BEGIN

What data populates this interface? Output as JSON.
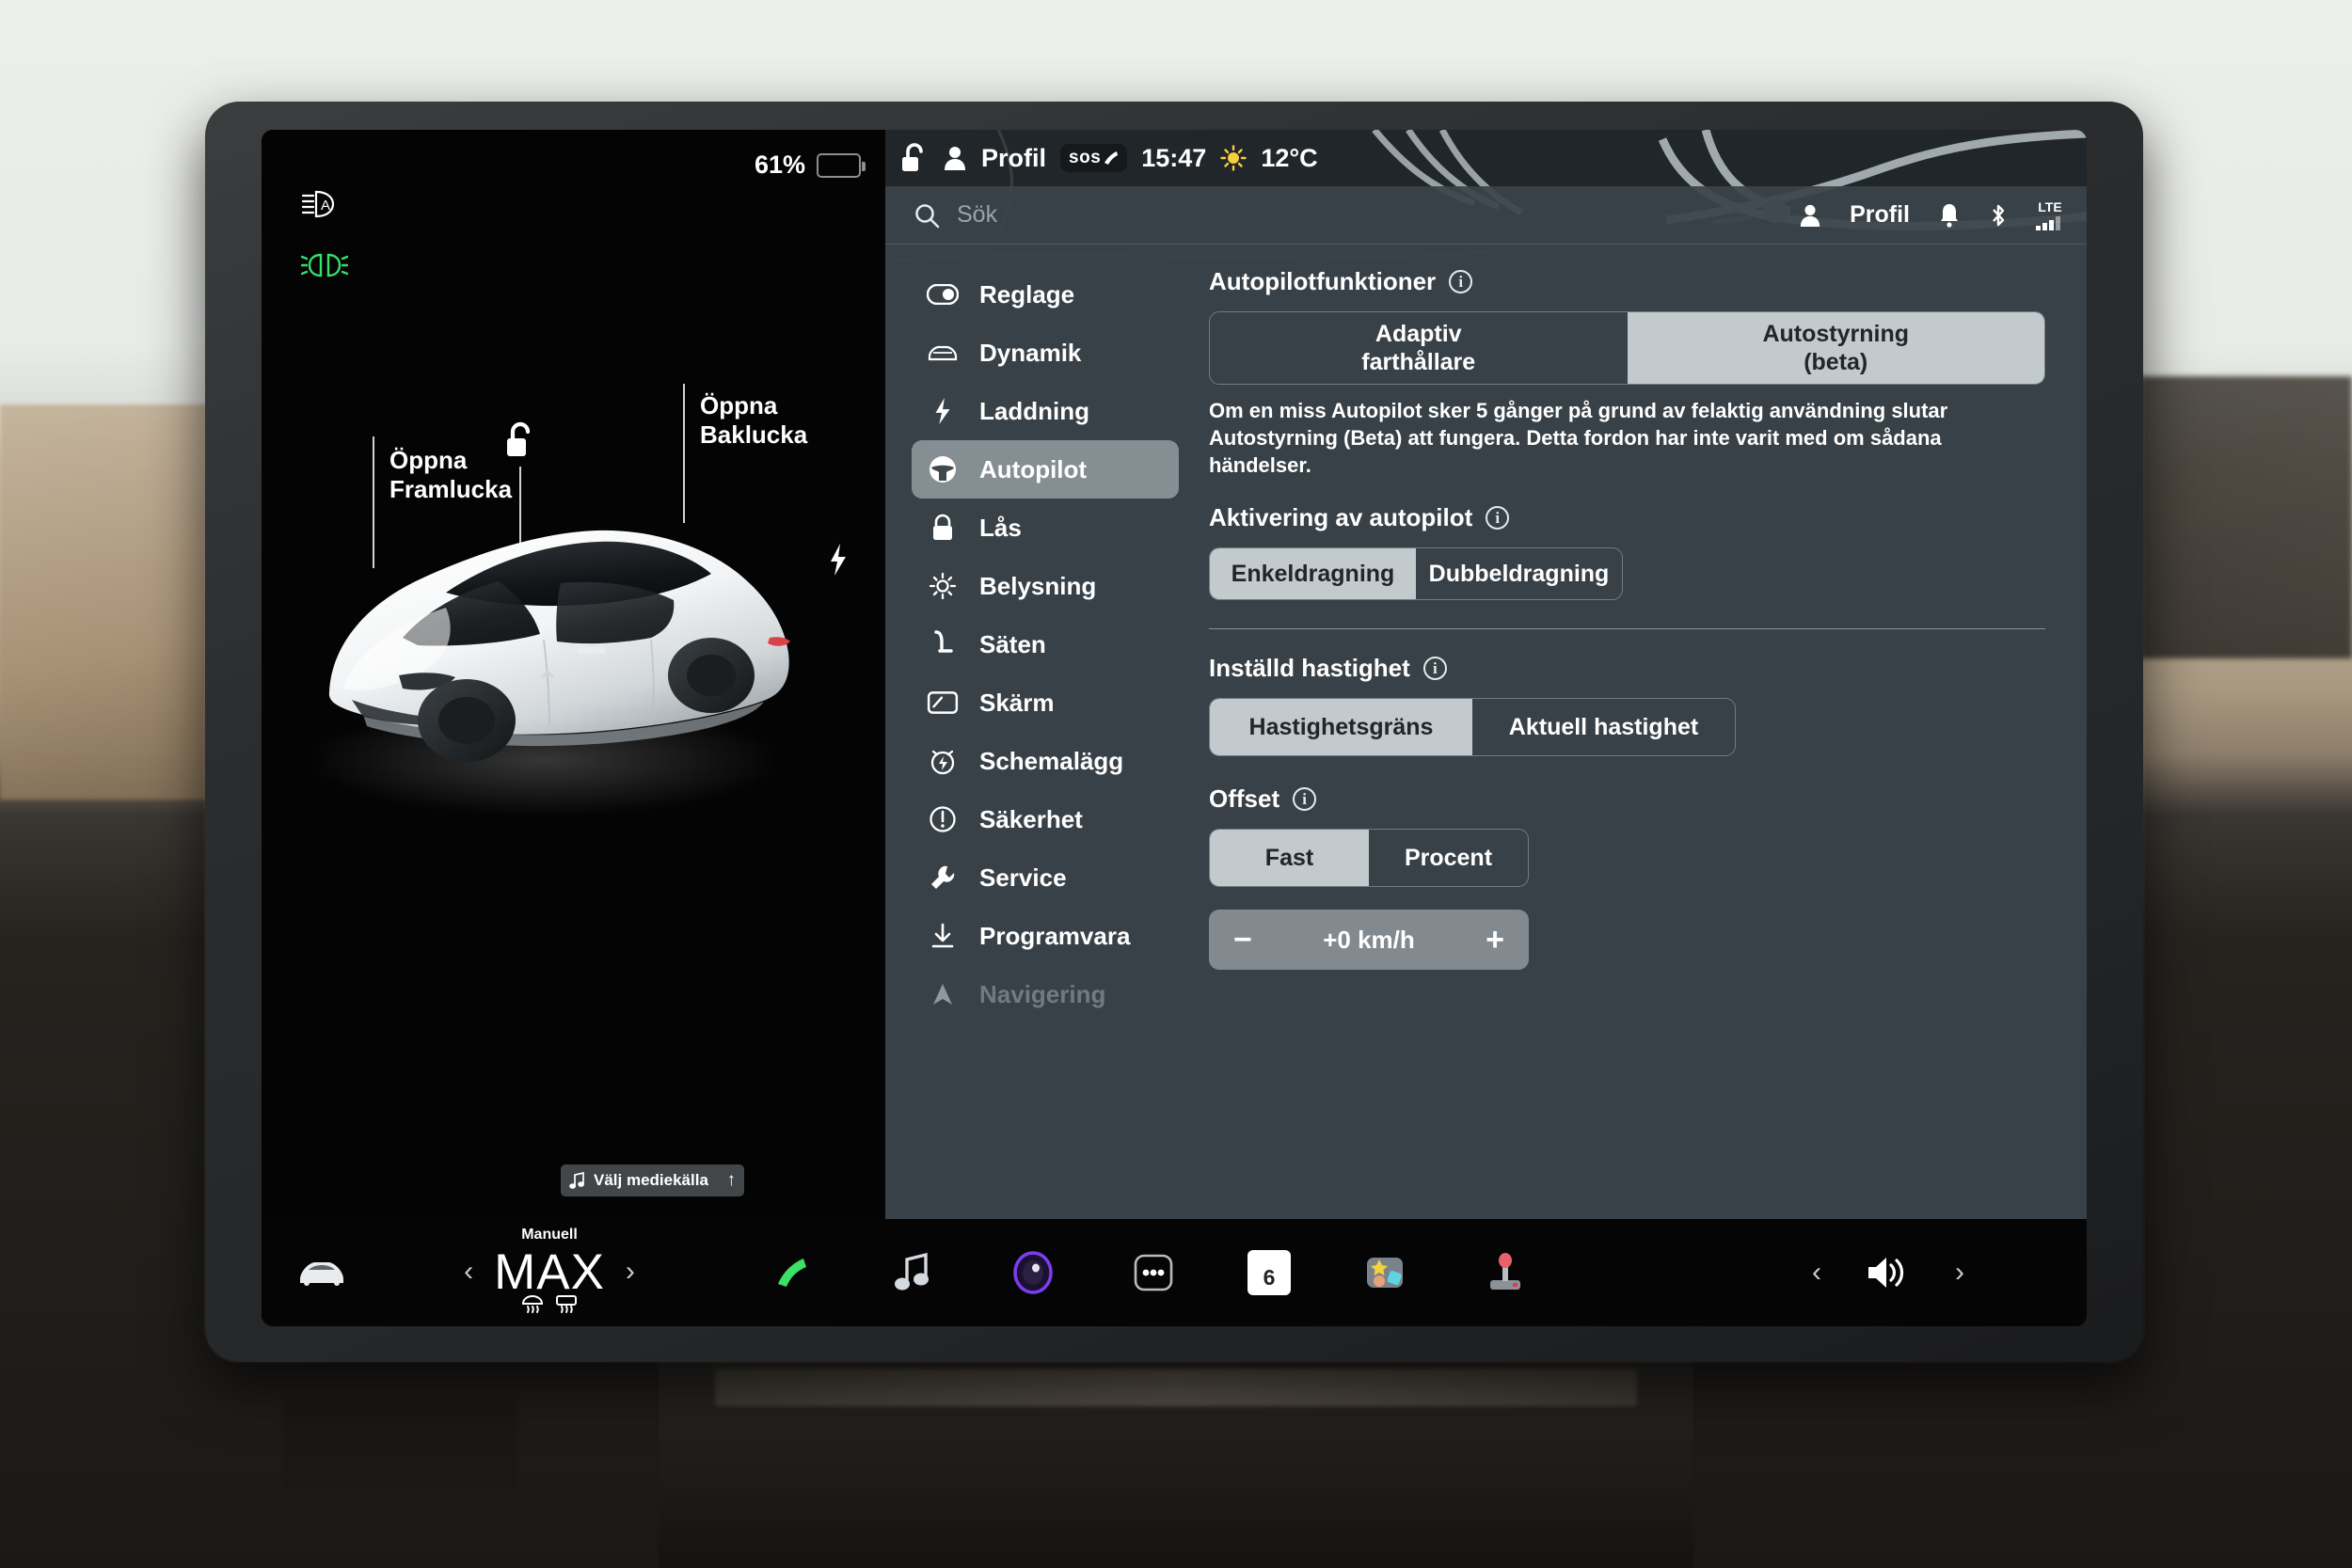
{
  "drive_view": {
    "battery_percent": "61%",
    "battery_level": 61,
    "indicators": [
      {
        "name": "auto-headlight-icon",
        "color": "#ffffff"
      },
      {
        "name": "parking-lights-icon",
        "color": "#35e06b"
      }
    ],
    "labels": {
      "front_trunk": "Öppna\nFramlucka",
      "front_trunk_line1": "Öppna",
      "front_trunk_line2": "Framlucka",
      "rear_trunk_line1": "Öppna",
      "rear_trunk_line2": "Baklucka"
    },
    "media_button": {
      "label": "Välj mediekälla",
      "icon": "music-note-icon",
      "arrow": "↑"
    }
  },
  "status_bar": {
    "lock_icon": "unlock-icon",
    "profile_icon": "person-icon",
    "profile_label": "Profil",
    "sos_label": "sos",
    "time": "15:47",
    "weather_icon": "sun-icon",
    "temperature": "12°C"
  },
  "search": {
    "icon": "search-icon",
    "placeholder": "Sök",
    "profile_label": "Profil",
    "icons": [
      "bell-icon",
      "bluetooth-icon",
      "lte-signal-icon"
    ],
    "network_label": "LTE"
  },
  "sidebar": {
    "items": [
      {
        "label": "Reglage",
        "icon": "toggle-icon",
        "active": false
      },
      {
        "label": "Dynamik",
        "icon": "car-icon",
        "active": false
      },
      {
        "label": "Laddning",
        "icon": "bolt-icon",
        "active": false
      },
      {
        "label": "Autopilot",
        "icon": "steering-icon",
        "active": true
      },
      {
        "label": "Lås",
        "icon": "lock-icon",
        "active": false
      },
      {
        "label": "Belysning",
        "icon": "brightness-icon",
        "active": false
      },
      {
        "label": "Säten",
        "icon": "seat-icon",
        "active": false
      },
      {
        "label": "Skärm",
        "icon": "display-icon",
        "active": false
      },
      {
        "label": "Schemalägg",
        "icon": "alarm-icon",
        "active": false
      },
      {
        "label": "Säkerhet",
        "icon": "warning-icon",
        "active": false
      },
      {
        "label": "Service",
        "icon": "wrench-icon",
        "active": false
      },
      {
        "label": "Programvara",
        "icon": "download-icon",
        "active": false
      },
      {
        "label": "Navigering",
        "icon": "navigation-icon",
        "active": false
      }
    ]
  },
  "settings": {
    "autopilot_features": {
      "title": "Autopilotfunktioner",
      "options": [
        {
          "label": "Adaptiv farthållare",
          "line1": "Adaptiv",
          "line2": "farthållare",
          "selected": false
        },
        {
          "label": "Autostyrning (beta)",
          "line1": "Autostyrning",
          "line2": "(beta)",
          "selected": true
        }
      ],
      "note": "Om en miss Autopilot sker 5 gånger på grund av felaktig användning slutar Autostyrning (Beta) att fungera. Detta fordon har inte varit med om sådana händelser."
    },
    "activation": {
      "title": "Aktivering av autopilot",
      "options": [
        {
          "label": "Enkeldragning",
          "selected": true
        },
        {
          "label": "Dubbeldragning",
          "selected": false
        }
      ]
    },
    "set_speed": {
      "title": "Inställd hastighet",
      "options": [
        {
          "label": "Hastighetsgräns",
          "selected": true
        },
        {
          "label": "Aktuell hastighet",
          "selected": false
        }
      ]
    },
    "offset": {
      "title": "Offset",
      "options": [
        {
          "label": "Fast",
          "selected": true
        },
        {
          "label": "Procent",
          "selected": false
        }
      ],
      "stepper": {
        "minus": "−",
        "value": "+0 km/h",
        "plus": "+"
      }
    }
  },
  "dock": {
    "car_icon": "car-icon",
    "climate": {
      "mode_label": "Manuell",
      "temperature": "MAX",
      "prev": "‹",
      "next": "›",
      "defrost_icons": [
        "front-defrost-icon",
        "rear-defrost-icon"
      ]
    },
    "apps": [
      {
        "name": "phone-app-icon"
      },
      {
        "name": "media-app-icon"
      },
      {
        "name": "camera-app-icon"
      },
      {
        "name": "more-apps-icon"
      },
      {
        "name": "calendar-app-icon",
        "day": "6"
      },
      {
        "name": "toybox-app-icon"
      },
      {
        "name": "joystick-app-icon"
      }
    ],
    "volume": {
      "prev": "‹",
      "icon": "volume-icon",
      "next": "›"
    }
  }
}
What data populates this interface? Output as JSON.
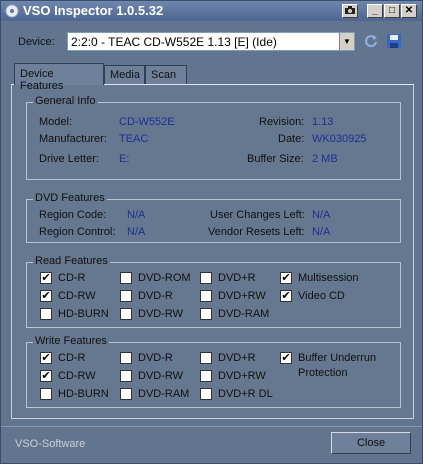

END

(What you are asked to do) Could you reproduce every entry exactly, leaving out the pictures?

(Answer to this problem)
What data populates this interface? Output as JSON.
{
  "drive_view": {
    "battery_percent": "61%",
    "battery_level": 61,
    "indicators": [
      {
        "name": "auto-headlight-icon",
        "color": "#ffffff"
      },
      {
        "name": "parking-lights-icon",
        "color": "#35e06b"
      }
    ],
    "labels": {
      "front_trunk": "Öppna\nFramlucka",
      "front_trunk_line1": "Öppna",
      "front_trunk_line2": "Framlucka",
      "rear_trunk_line1": "Öppna",
      "rear_trunk_line2": "Baklucka"
    },
    "media_button": {
      "label": "Välj mediekälla",
      "icon": "music-note-icon",
      "arrow": "↑"
    }
  },
  "status_bar": {
    "lock_icon": "unlock-icon",
    "profile_icon": "person-icon",
    "profile_label": "Profil",
    "sos_label": "sos",
    "time": "15:47",
    "weather_icon": "sun-icon",
    "temperature": "12°C"
  },
  "search": {
    "icon": "search-icon",
    "placeholder": "Sök",
    "profile_label": "Profil",
    "icons": [
      "bell-icon",
      "bluetooth-icon",
      "lte-signal-icon"
    ],
    "network_label": "LTE"
  },
  "sidebar": {
    "items": [
      {
        "label": "Reglage",
        "icon": "toggle-icon",
        "active": false
      },
      {
        "label": "Dynamik",
        "icon": "car-icon",
        "active": false
      },
      {
        "label": "Laddning",
        "icon": "bolt-icon",
        "active": false
      },
      {
        "label": "Autopilot",
        "icon": "steering-icon",
        "active": true
      },
      {
        "label": "Lås",
        "icon": "lock-icon",
        "active": false
      },
      {
        "label": "Belysning",
        "icon": "brightness-icon",
        "active": false
      },
      {
        "label": "Säten",
        "icon": "seat-icon",
        "active": false
      },
      {
        "label": "Skärm",
        "icon": "display-icon",
        "active": false
      },
      {
        "label": "Schemalägg",
        "icon": "alarm-icon",
        "active": false
      },
      {
        "label": "Säkerhet",
        "icon": "warning-icon",
        "active": false
      },
      {
        "label": "Service",
        "icon": "wrench-icon",
        "active": false
      },
      {
        "label": "Programvara",
        "icon": "download-icon",
        "active": false
      },
      {
        "label": "Navigering",
        "icon": "navigation-icon",
        "active": false
      }
    ]
  },
  "settings": {
    "autopilot_features": {
      "title": "Autopilotfunktioner",
      "options": [
        {
          "label": "Adaptiv farthållare",
          "line1": "Adaptiv",
          "line2": "farthållare",
          "selected": false
        },
        {
          "label": "Autostyrning (beta)",
          "line1": "Autostyrning",
          "line2": "(beta)",
          "selected": true
        }
      ],
      "note": "Om en miss Autopilot sker 5 gånger på grund av felaktig användning slutar Autostyrning (Beta) att fungera. Detta fordon har inte varit med om sådana händelser."
    },
    "activation": {
      "title": "Aktivering av autopilot",
      "options": [
        {
          "label": "Enkeldragning",
          "selected": true
        },
        {
          "label": "Dubbeldragning",
          "selected": false
        }
      ]
    },
    "set_speed": {
      "title": "Inställd hastighet",
      "options": [
        {
          "label": "Hastighetsgräns",
          "selected": true
        },
        {
          "label": "Aktuell hastighet",
          "selected": false
        }
      ]
    },
    "offset": {
      "title": "Offset",
      "options": [
        {
          "label": "Fast",
          "selected": true
        },
        {
          "label": "Procent",
          "selected": false
        }
      ],
      "stepper": {
        "minus": "−",
        "value": "+0 km/h",
        "plus": "+"
      }
    }
  },
  "dock": {
    "car_icon": "car-icon",
    "climate": {
      "mode_label": "Manuell",
      "temperature": "MAX",
      "prev": "‹",
      "next": "›",
      "defrost_icons": [
        "front-defrost-icon",
        "rear-defrost-icon"
      ]
    },
    "apps": [
      {
        "name": "phone-app-icon"
      },
      {
        "name": "media-app-icon"
      },
      {
        "name": "camera-app-icon"
      },
      {
        "name": "more-apps-icon"
      },
      {
        "name": "calendar-app-icon",
        "day": "6"
      },
      {
        "name": "toybox-app-icon"
      },
      {
        "name": "joystick-app-icon"
      }
    ],
    "volume": {
      "prev": "‹",
      "icon": "volume-icon",
      "next": "›"
    }
  }
}
What data populates this interface? Output as JSON.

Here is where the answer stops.